*Exercise*
An exact copy of the data is required; the images should not appear in it.

*Data to examine*
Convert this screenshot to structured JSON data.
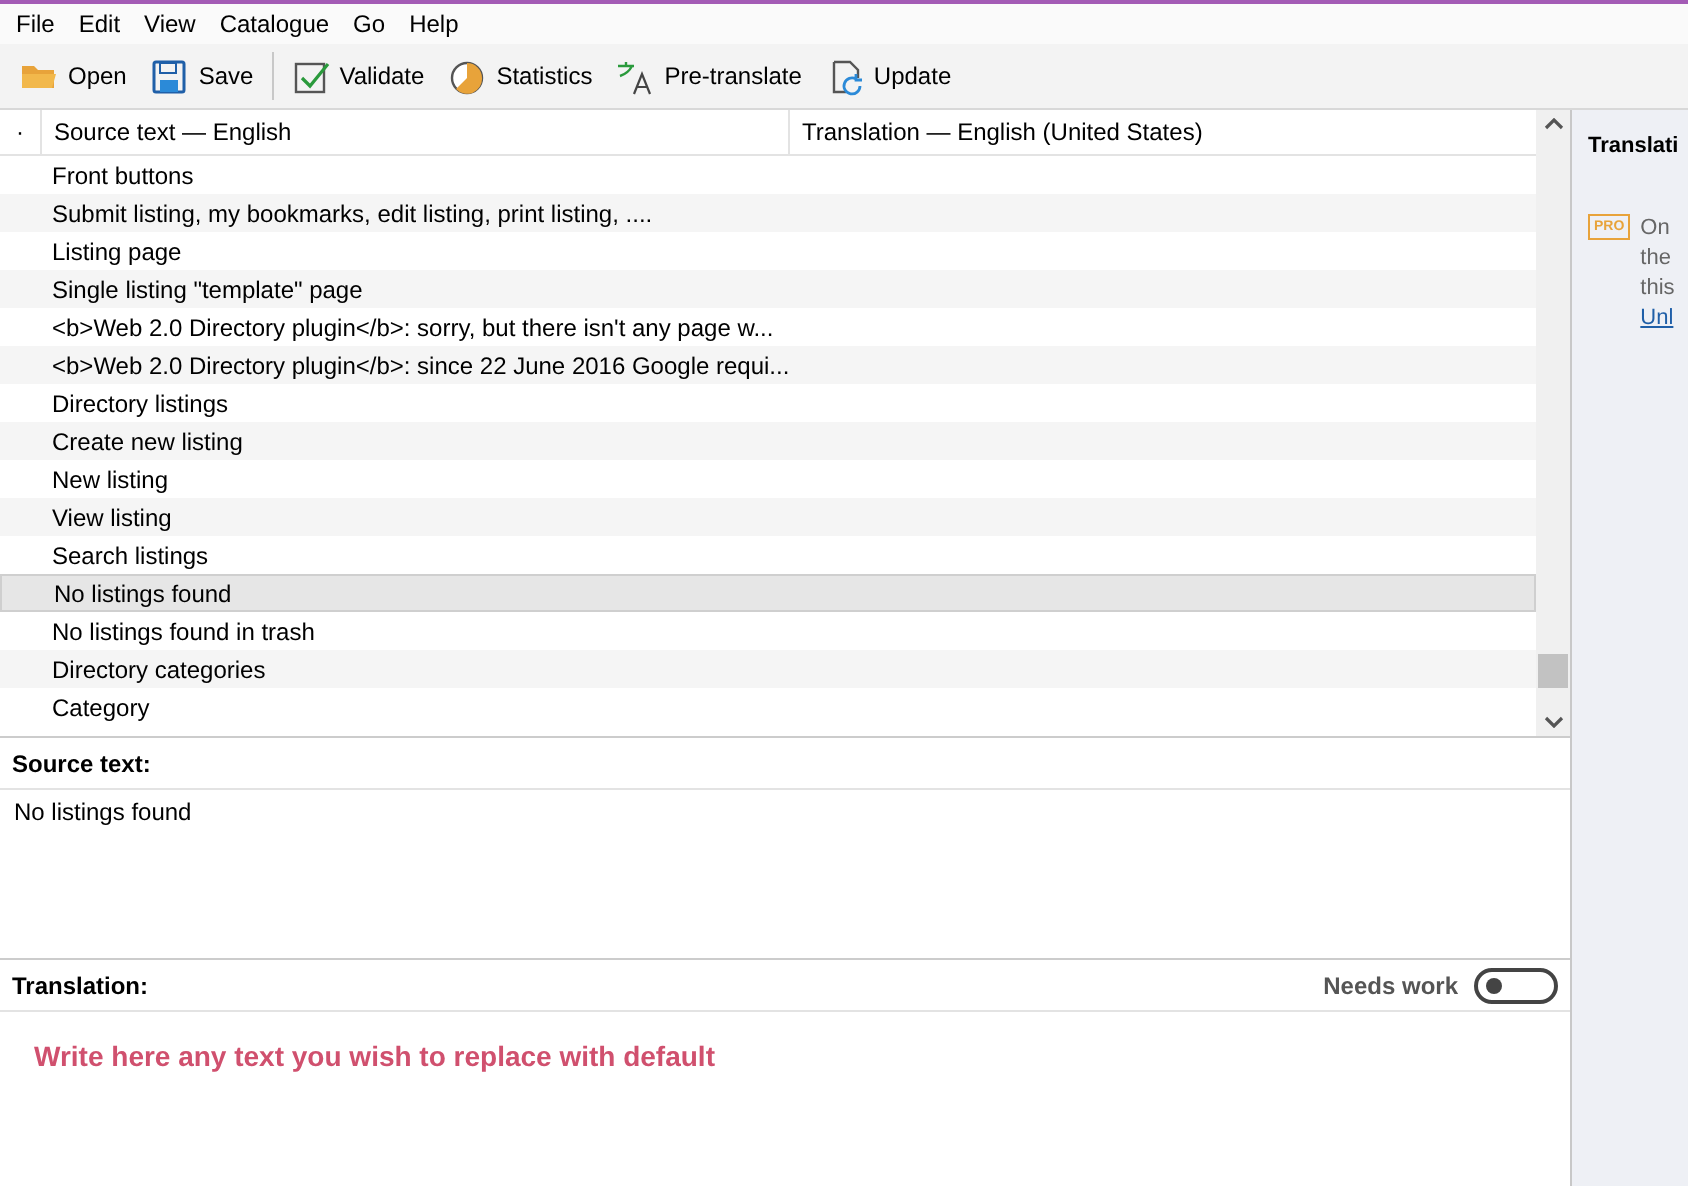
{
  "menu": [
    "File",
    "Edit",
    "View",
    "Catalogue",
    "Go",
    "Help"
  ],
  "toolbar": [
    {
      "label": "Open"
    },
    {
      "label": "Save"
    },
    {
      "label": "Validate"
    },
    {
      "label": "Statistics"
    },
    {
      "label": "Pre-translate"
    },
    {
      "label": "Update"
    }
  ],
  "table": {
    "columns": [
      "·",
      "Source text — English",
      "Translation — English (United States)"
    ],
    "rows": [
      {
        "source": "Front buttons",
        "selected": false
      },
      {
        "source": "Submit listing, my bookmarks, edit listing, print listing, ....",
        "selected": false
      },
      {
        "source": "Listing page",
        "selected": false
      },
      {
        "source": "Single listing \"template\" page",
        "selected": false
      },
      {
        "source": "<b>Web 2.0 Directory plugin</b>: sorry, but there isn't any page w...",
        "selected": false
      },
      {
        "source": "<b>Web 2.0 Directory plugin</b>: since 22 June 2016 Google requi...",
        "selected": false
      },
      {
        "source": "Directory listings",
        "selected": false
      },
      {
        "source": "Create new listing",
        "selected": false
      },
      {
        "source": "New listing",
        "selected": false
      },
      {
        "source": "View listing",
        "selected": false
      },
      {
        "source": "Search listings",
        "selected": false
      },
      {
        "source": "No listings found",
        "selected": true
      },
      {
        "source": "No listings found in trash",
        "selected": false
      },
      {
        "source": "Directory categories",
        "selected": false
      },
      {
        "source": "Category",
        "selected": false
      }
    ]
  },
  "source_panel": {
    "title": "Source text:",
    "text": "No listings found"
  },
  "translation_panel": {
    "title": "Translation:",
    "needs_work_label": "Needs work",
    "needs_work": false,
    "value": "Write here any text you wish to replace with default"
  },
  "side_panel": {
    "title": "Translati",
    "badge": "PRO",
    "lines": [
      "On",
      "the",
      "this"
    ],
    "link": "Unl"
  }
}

*Exercise response*
Convert this screenshot to structured JSON data.
{
  "menu": [
    "File",
    "Edit",
    "View",
    "Catalogue",
    "Go",
    "Help"
  ],
  "toolbar": [
    {
      "label": "Open"
    },
    {
      "label": "Save"
    },
    {
      "label": "Validate"
    },
    {
      "label": "Statistics"
    },
    {
      "label": "Pre-translate"
    },
    {
      "label": "Update"
    }
  ],
  "table": {
    "columns": [
      "·",
      "Source text — English",
      "Translation — English (United States)"
    ],
    "rows": [
      {
        "source": "Front buttons",
        "selected": false
      },
      {
        "source": "Submit listing, my bookmarks, edit listing, print listing, ....",
        "selected": false
      },
      {
        "source": "Listing page",
        "selected": false
      },
      {
        "source": "Single listing \"template\" page",
        "selected": false
      },
      {
        "source": "<b>Web 2.0 Directory plugin</b>: sorry, but there isn't any page w...",
        "selected": false
      },
      {
        "source": "<b>Web 2.0 Directory plugin</b>: since 22 June 2016 Google requi...",
        "selected": false
      },
      {
        "source": "Directory listings",
        "selected": false
      },
      {
        "source": "Create new listing",
        "selected": false
      },
      {
        "source": "New listing",
        "selected": false
      },
      {
        "source": "View listing",
        "selected": false
      },
      {
        "source": "Search listings",
        "selected": false
      },
      {
        "source": "No listings found",
        "selected": true
      },
      {
        "source": "No listings found in trash",
        "selected": false
      },
      {
        "source": "Directory categories",
        "selected": false
      },
      {
        "source": "Category",
        "selected": false
      }
    ]
  },
  "source_panel": {
    "title": "Source text:",
    "text": "No listings found"
  },
  "translation_panel": {
    "title": "Translation:",
    "needs_work_label": "Needs work",
    "needs_work": false,
    "value": "Write here any text you wish to replace with default"
  },
  "side_panel": {
    "title": "Translati",
    "badge": "PRO",
    "lines": [
      "On",
      "the",
      "this"
    ],
    "link": "Unl"
  }
}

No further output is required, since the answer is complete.